|US4543137 *||Oct 2, 1984||Sep 24, 1985||Nippon Oil And Fats Co. Ltd.||Water-in-oil emulsion explosive composition|
|Citing Patent||Filing date||Publication date||Applicant||Title|
|US5589660 *||Aug 3, 1995||Dec 31, 1996||United Technologies Corportion||Enhanced performance blasting agent|
|US6648998||Dec 21, 2000||Nov 18, 2003||Alliant Techsystems Inc.||Reduced sensitivity melt-cast explosives|
|US6964714 *||Jun 27, 2001||Nov 15, 2005||Alliant Techsystems Inc.||Reduced sensitivity, melt-pourable tritonal replacements|
|US7067024 *||Jun 27, 2001||Jun 27, 2006||Alliant Techsystems Inc.||Reduced sensitivity, melt-pourable TNT replacements|
|US7942989 *||Dec 9, 2003||May 17, 2011||The Regents Of The University Of California||Porous silicon-based explosive|
|US8663406||Oct 2, 2006||Mar 4, 2014||The United States Of America As Represented By The Secretary Of The Army||Melt cast insensitive eutectic explosive|
|US9080432 *||Sep 9, 2010||Jul 14, 2015||Schlumberger Technology Corporation||Energetic material applications in shaped charges for perforation operations|
|US20040129356 *||Aug 22, 2003||Jul 8, 2004||Doll Daniel W.||Reduced sensitivity melt-cast explosives|
|US20040244889 *||Dec 9, 2003||Dec 9, 2004||The Regents Of The University Of California||Porous silicon-based explosive|
|US20050230019 *||Nov 23, 2004||Oct 20, 2005||Doll Daniel W||Reduced sensitivity melt-cast explosives|
|US20110056362 *||Sep 9, 2010||Mar 10, 2011||Schlumberger Technology Corporation||Energetic material applications in shaped charges for perforation operations|
|WO1998051645A1 *||May 15, 1998||Nov 19, 1998||Biggs Simon Richard||Rheology modification and modifiers|
|U.S. Classification||149/92, 149/99, 149/93, 149/39, 149/105|
|International Classification||C06B25/04, C06B23/00|
|Cooperative Classification||C06B25/04, C06B23/005|
|European Classification||C06B25/04, C06B23/00D|
|Jan 7, 1988||AS||Assignment|
Owner name: UNITED STATES OF AMERICA, THE, AS REPRESENTED BY T
Free format text: ASSIGNMENT OF ASSIGNORS INTEREST.;ASSIGNOR:AUBERT, STEPHEN A.;REEL/FRAME:004820/0819
Effective date: 19870825

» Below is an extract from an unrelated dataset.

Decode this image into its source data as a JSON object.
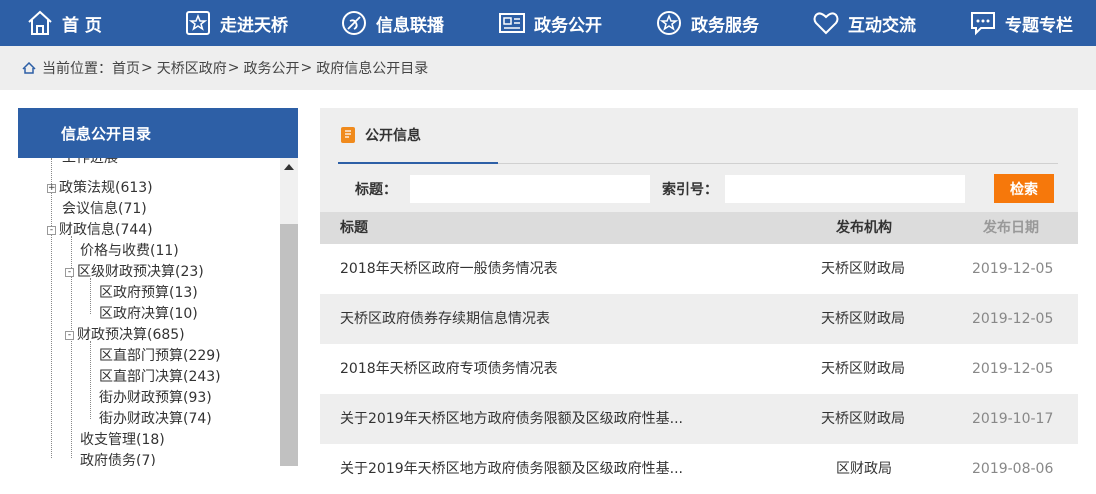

Owner name: AIR FORCE, UNITED STATES OF AMERICA, THE, AS REPRE
Free format text: ASSIGNMENT OF ASSIGNORS INTEREST;ASSIGNOR:AUBERT, STEPHEN A.;REEL/FRAME:004820/0819
Effective date: 19870825
|Jun 12, 1991||REMI||Maintenance fee reminder mailed|
|Nov 10, 1991||LAPS||Lapse for failure to pay maintenance fees|
|Jan 21, 1992||FP||Expired due to failure to pay maintenance fee|
Effective date: 19911110